Forget running for time. Those normally easy, lazy 8:30 miles become horrible 10+'s by the end. Despite the dragging pace, your heart rate monitor is showing a tempo run heart beat, not a slow, easy-paced one. You're afraid to look up off the pavement because the bright sun in the thick air reminds you of the heat. You're on automatic pilot.

Why would you do such a thing? Because you promised someone in Washington, DC that you would run that Marathon, and you don't want to let that person down.

That's also why the New Orleans Mardi Gras Marathon (now the Rock and Roll Mardi Gras Marathon) is run during the beautiful month of February.

So there's really no excuse for me not qualifying for my first Boston Marathon when I've got all winter to train in nice weather, and a rockin', fast-course, local Marathon race to run it. Well, maybe one excuse.

I'm still 20 minutes too slow to qualify for Boston. Sigh...

Well, it's nice to dream about anyway. Maybe I can get serious about my training this winter and improve by nearly a minute per mile. Right.

Maybe the New Orleans Saints will win the Super Bowl, peace will reign in the Middle East, and I'll win the Powerball lottery, too.

Sunday, June 7, 2009

Breakfast Benedicts

Sorry for not posting lately. I have been cooking new recipes, but all I can share are pictures so far because I was fortunate enough to be chosen to be a recipe tester for an upcoming cookbook called "Vegan Diner" by Julie Hasson.

Julie is the incredible video chef and baker at Everyday Dish TV so I was thrilled at being chosen to help test her recipes for her next cookbook.

I can tell you beyond any doubt this will be her best ever. If you haven't seen her making her wonderful recipes on the videos at her website, check them out. She also has a subscription option for some of her more incredible recipes, but many are free.

I wrote about one of those a few posts ago when I mentioned her Spicy Italian Vegetarian Sausages recipe. This was the one that was so good and yet easy to make that it swept the internet when she posted it last year.

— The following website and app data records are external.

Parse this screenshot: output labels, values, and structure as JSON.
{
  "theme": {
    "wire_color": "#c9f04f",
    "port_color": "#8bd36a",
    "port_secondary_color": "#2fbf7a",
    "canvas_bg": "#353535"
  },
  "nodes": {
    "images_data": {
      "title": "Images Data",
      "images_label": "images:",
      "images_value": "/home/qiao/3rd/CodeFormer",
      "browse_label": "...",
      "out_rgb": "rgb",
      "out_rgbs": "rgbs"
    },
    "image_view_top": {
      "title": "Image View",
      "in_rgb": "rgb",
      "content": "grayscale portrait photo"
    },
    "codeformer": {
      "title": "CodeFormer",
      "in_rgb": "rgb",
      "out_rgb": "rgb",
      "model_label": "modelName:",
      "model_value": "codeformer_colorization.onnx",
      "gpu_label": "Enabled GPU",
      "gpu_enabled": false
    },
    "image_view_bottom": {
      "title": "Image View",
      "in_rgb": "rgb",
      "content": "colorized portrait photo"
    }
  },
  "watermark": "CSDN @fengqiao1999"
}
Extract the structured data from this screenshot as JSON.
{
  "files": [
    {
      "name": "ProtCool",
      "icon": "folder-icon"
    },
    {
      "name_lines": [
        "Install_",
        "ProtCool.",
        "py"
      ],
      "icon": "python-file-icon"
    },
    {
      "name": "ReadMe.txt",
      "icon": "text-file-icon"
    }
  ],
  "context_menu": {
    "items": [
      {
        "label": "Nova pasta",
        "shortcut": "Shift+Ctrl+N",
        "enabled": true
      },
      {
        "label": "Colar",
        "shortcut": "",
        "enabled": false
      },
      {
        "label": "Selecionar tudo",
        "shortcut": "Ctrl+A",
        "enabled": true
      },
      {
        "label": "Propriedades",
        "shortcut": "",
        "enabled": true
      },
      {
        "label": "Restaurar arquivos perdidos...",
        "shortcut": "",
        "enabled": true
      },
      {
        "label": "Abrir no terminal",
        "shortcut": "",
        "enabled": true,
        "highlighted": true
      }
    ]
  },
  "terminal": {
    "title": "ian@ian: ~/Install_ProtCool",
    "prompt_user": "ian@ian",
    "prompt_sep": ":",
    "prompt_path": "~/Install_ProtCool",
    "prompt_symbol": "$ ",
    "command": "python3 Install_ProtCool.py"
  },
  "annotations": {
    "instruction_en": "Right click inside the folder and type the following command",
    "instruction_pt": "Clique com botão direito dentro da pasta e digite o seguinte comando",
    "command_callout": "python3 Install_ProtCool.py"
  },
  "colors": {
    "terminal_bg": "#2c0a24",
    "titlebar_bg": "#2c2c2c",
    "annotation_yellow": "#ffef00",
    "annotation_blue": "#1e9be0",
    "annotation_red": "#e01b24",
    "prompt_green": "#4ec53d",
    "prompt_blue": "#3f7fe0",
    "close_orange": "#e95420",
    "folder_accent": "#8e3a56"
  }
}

This is Julie's first all-vegan cookbook, and will use comfort/diner food as the theme. How fun is that!

So far I've made two different kinds of pancakes using variations as Julie has refined them with her testers' input, breakfast sausage patties, and these Breakfast Benedicts, which have no eggs (natch) and I made using three of her recipes.

First, I started by making her Fluffy Biscuits, an option she gives in the recipe.

This batch was pretty fluffy, but I've since learned to follow her guideline on dough thickness before I cut them with a glass turned upside down. Her recipes are FULL of tricks and hints like that.

With the biscuits finished, I moved on to the making the bennies and one of her simple and healthy Hollandaise sauces (this was a Lemon Garlic one before I thinned it out a bit) to top it off. Here's the final product:

This was so good I ate two of them.

Bird Update:

On my last post I wrote about our back patio dartboard cabinet that had been used by at least two bird families so far this Spring. Grace told me it was actually four by that time and a fifth was looking at moving in on the nest.

She described as though it was bird house hunting. One day, the empty nest was spotted and looked at by one bird. Shortly thereafter, we cleaned the empty nest off and the dartboard inside to make it usable again. For us, I mean.

The next day, she swears she saw the same bird come back with another bird and it was like, "I swear, Alice, the nest was right here!" "Sure, Ralph, you made me come all this way to see an empty lot with no improvements. Honest, you have the worst sense of direction! And you call yourself a bird?"

- The Honeymooners as played by doves.